Start of Study material

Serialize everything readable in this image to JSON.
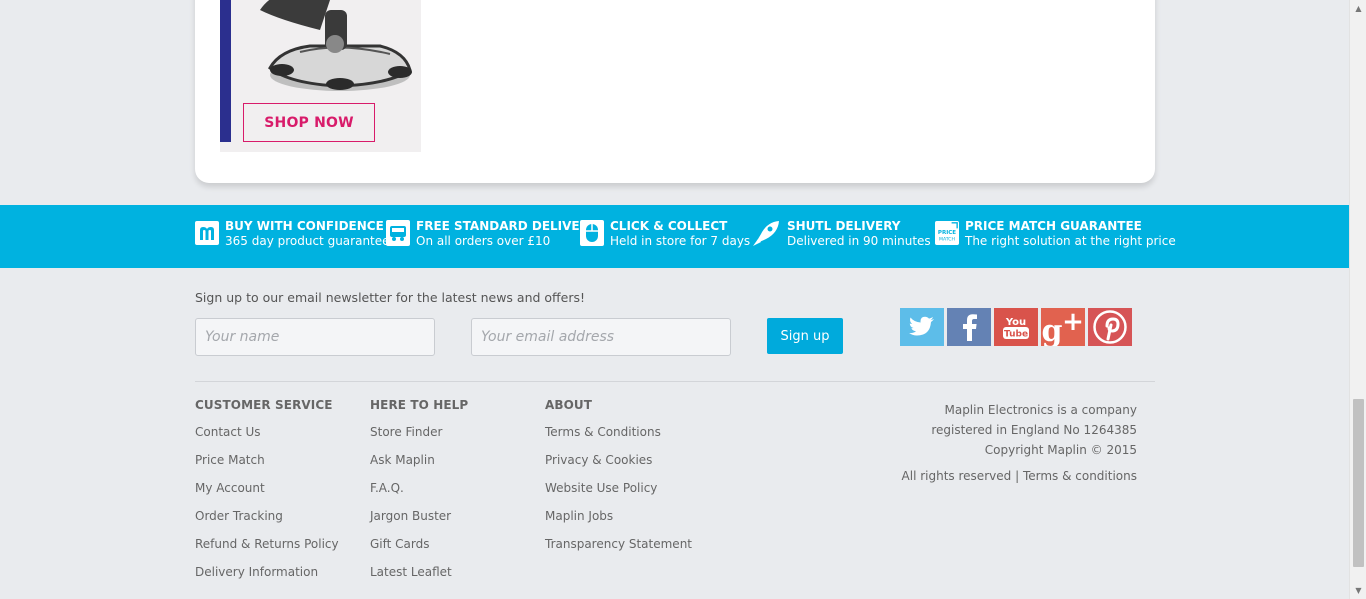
{
  "promo": {
    "button_label": "SHOP NOW",
    "image_icon": "joystick-image"
  },
  "benefits": [
    {
      "icon": "maplin-m-icon",
      "title": "BUY WITH CONFIDENCE",
      "subtitle": "365 day product guarantee"
    },
    {
      "icon": "delivery-van-icon",
      "title": "FREE STANDARD DELIVERY",
      "subtitle": "On all orders over £10"
    },
    {
      "icon": "mouse-click-icon",
      "title": "CLICK & COLLECT",
      "subtitle": "Held in store for 7 days"
    },
    {
      "icon": "rocket-icon",
      "title": "SHUTL DELIVERY",
      "subtitle": "Delivered in 90 minutes"
    },
    {
      "icon": "price-match-icon",
      "title": "PRICE MATCH GUARANTEE",
      "subtitle": "The right solution at the right price"
    }
  ],
  "newsletter": {
    "label": "Sign up to our email newsletter for the latest news and offers!",
    "name_placeholder": "Your name",
    "email_placeholder": "Your email address",
    "button_label": "Sign up"
  },
  "social": [
    {
      "name": "twitter-icon",
      "glyph": "t",
      "color": "#5dbde9"
    },
    {
      "name": "facebook-icon",
      "glyph": "f",
      "color": "#6482b4"
    },
    {
      "name": "youtube-icon",
      "glyph": "You Tube",
      "color": "#d9534b"
    },
    {
      "name": "google-plus-icon",
      "glyph": "g+",
      "color": "#e1624f"
    },
    {
      "name": "pinterest-icon",
      "glyph": "P",
      "color": "#d65456"
    }
  ],
  "footer": {
    "columns": [
      {
        "heading": "CUSTOMER SERVICE",
        "links": [
          "Contact Us",
          "Price Match",
          "My Account",
          "Order Tracking",
          "Refund & Returns Policy",
          "Delivery Information"
        ]
      },
      {
        "heading": "HERE TO HELP",
        "links": [
          "Store Finder",
          "Ask Maplin",
          "F.A.Q.",
          "Jargon Buster",
          "Gift Cards",
          "Latest Leaflet"
        ]
      },
      {
        "heading": "ABOUT",
        "links": [
          "Terms & Conditions",
          "Privacy & Cookies",
          "Website Use Policy",
          "Maplin Jobs",
          "Transparency Statement"
        ]
      }
    ],
    "company_lines": [
      "Maplin Electronics is a company",
      "registered in England No 1264385",
      "Copyright Maplin © 2015"
    ],
    "rights_text": "All rights reserved",
    "separator": "|",
    "terms_link": "Terms & conditions"
  },
  "colors": {
    "strip": "#00b2e0",
    "accent_pink": "#d81b6a",
    "promo_bar": "#2b2f8e"
  }
}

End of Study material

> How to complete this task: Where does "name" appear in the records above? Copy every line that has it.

> Output for this exercise:
    "name_placeholder": "Your name",
      "name": "twitter-icon",
      "name": "facebook-icon",
      "name": "youtube-icon",
      "name": "google-plus-icon",
      "name": "pinterest-icon",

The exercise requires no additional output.